Back in August I interviewed Melani McAlister, a professor of American studies at George Washington University, for Christianity Today. Her new book, The Kingdom of God Has No Borders, is just out with Oxford University Press. Below are some excerpts of my conversation with her. If you want to read more, click here for the rest of the interview.
David: How have encounters in the Majority World made American evangelicals more liberal in some ways and more conservative in others?
Melani: American evangelicals have often given donations to charity. That’s not new. But as they encountered economic insecurity, political instability, health crises, and refugee situations, they began to realize that global poverty couldn’t be solved through charity alone. In 2005 American and European evangelicals prayed outside the G8 Summit for debt relief for Africa. They were saying, “This is a political issue that needs a political solution.” This was because they had been talking to and reading the work of people in Africa saying similar things.
On the other hand, African leaders have tended to be more conservative on issues like ordaining women or officiating at lesbian and gay weddings, and American evangelicals have treated their voices as the authentic ones. They say, “We hold this conservative position, and we’re in alliance with our African brothers.” This has put mainline Protestants in a real bind because they end up being portrayed as neo-colonialists, excessively white, and not in solidarity with people of color.
What do you mean when you describe Americans as “enchanted” by Africa?
I’m describing feelings of emotional connection, investment, and even solidarity with Africa that are cultivated by short-term missions or requests for donations from international charities. We see among American evangelicals—and other Americans too—a fear that our modern industrialized society has taken something away from us, made our lives too materialistic, too rationalist, too evacuated of meaning. People often present Africa as a kind of antidote, as a space where Christians are more authentic or emotionally rich, where Christianity is more saturated by the spiritual.
I saw this a lot in Sudan, where I did a short-term mission with a church, and in Cairo with InterVarsity students working with Sudanese refugees. In both cases, Americans saw the Sudanese as being close to Jesus in a way that they were not. But there’s a really fine line between respecting and valuing people across cultures and demanding that people embody something that you want yourself. This is not just an evangelical problem. We see this, for instance, in the persistent idea of the noble savage, where genuine admiration also has a kind of imperialist demand that people be pure and simple, so that you as a Westerner can visit them to find yourself renewed by them in some way. Enchantment includes the potential for respect and connection but also the real problem of demanding things in other people.
You observe that American evangelicals wanted the objects of their missions work to be “desperate but not hopeless, eager but not competent.” To what extent does this reflect a lingering colonialist view of Africa?
There are still very real remnants of neocolonial attitudes among American evangelicals. But they are far from unique in this. We can see something similar in mainstream American culture. One thing that surprised me, though, was how neocolonialism is a prevalent category of analysis for some evangelicals.
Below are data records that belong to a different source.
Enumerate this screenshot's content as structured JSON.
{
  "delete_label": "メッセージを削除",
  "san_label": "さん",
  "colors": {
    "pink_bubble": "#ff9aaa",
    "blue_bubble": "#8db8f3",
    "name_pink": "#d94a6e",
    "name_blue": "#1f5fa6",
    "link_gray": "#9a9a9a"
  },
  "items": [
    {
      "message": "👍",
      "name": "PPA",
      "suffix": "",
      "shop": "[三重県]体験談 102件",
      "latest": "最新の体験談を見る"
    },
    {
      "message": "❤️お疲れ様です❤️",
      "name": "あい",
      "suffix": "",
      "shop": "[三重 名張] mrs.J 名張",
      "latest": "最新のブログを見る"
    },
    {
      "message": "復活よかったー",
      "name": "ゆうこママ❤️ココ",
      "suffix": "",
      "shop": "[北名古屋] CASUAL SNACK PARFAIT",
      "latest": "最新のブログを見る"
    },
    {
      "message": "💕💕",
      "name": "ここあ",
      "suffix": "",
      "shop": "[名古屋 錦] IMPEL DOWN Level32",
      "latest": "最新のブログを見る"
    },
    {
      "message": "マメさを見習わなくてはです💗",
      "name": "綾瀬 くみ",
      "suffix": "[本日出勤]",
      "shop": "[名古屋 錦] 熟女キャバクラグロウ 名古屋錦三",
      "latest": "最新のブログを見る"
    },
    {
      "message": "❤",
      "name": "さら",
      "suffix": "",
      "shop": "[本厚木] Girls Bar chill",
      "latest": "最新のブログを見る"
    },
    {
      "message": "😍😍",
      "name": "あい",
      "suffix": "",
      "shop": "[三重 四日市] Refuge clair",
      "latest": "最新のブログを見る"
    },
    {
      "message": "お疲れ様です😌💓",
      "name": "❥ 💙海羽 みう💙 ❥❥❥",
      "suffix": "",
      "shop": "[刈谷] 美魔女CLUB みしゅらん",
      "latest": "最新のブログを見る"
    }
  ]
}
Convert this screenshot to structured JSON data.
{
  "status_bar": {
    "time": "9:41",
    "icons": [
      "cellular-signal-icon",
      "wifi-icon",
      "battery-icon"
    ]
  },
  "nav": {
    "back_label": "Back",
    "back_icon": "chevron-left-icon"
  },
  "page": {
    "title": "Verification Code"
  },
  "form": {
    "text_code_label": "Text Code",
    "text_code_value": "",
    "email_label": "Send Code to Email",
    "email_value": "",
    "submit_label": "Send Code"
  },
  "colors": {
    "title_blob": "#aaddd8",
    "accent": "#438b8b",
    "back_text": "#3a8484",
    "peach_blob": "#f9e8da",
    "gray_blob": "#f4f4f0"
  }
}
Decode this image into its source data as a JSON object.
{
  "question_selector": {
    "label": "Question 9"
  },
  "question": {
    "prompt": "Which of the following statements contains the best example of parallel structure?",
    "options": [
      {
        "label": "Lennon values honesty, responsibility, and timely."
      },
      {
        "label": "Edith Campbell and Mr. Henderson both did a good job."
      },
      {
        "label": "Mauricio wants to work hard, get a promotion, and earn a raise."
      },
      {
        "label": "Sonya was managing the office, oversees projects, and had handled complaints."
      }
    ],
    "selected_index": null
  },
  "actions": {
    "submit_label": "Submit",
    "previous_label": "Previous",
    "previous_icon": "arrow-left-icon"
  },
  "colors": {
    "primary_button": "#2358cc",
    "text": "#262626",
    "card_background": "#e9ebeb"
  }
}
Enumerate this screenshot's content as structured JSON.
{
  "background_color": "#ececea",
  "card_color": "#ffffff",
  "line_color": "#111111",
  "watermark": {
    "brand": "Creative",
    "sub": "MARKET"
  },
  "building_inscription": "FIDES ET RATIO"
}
The scholar Soong-Chan Rah has a really sustained critique of the Western mindset of American evangelicals. An African Christian leader, Tokunboh Adeyemo, organized the Africa Bible Commentary with dozens of other scholars from Africa; they wrote about the Bible from their own perspective to counter what they saw as colonial or irrelevant interpretations from the West. There have been many people in the global evangelical community, people of color in the US, and some white people as well who have spoken about this continuing problem of a colonial mindset.
You grew up Southern Baptist, but you now call yourself an outsider to the movement. What was it like to travel abroad with American Christians?
I did two short-term missions. At one point, I was interviewing a young woman with InterVarsity who was talking about all the Sudanese Christians she had met in Egypt who were refugees. I asked her what she had learned. She looked at me and said, “Melani, heaven is going to be packed!” She was realizing that the world she saw as her own, her Christian world, was much bigger than she had ever imagined.
In general, I was struck by how hard people were working to understand situations that were not their own. Both the InterVarsity students I hung out with in Cairo and the church group from Wisconsin I went to South Sudan with were really aiming to get beyond their own assumptions. Were they 100 percent successful? No. That’s a hard thing to do, and I’m not sure how many people are ever that successful at it.
So I was impressed by the openness of the people I went to Cairo and Sudan with. But in a larger sense, my travel with Christians over the last decade—meeting and interviewing scores of people and reading their work—has led me to a broader conclusion, which is that there are elements in evangelical religious experience that cultivate exclusivity and a sense of nationalism, religious superiority, gender conservatism, and racial barriers. There are also elements that empower cosmopolitan connection, a sense of social justice, and openness to difference. I have seen both at work at every historical moment.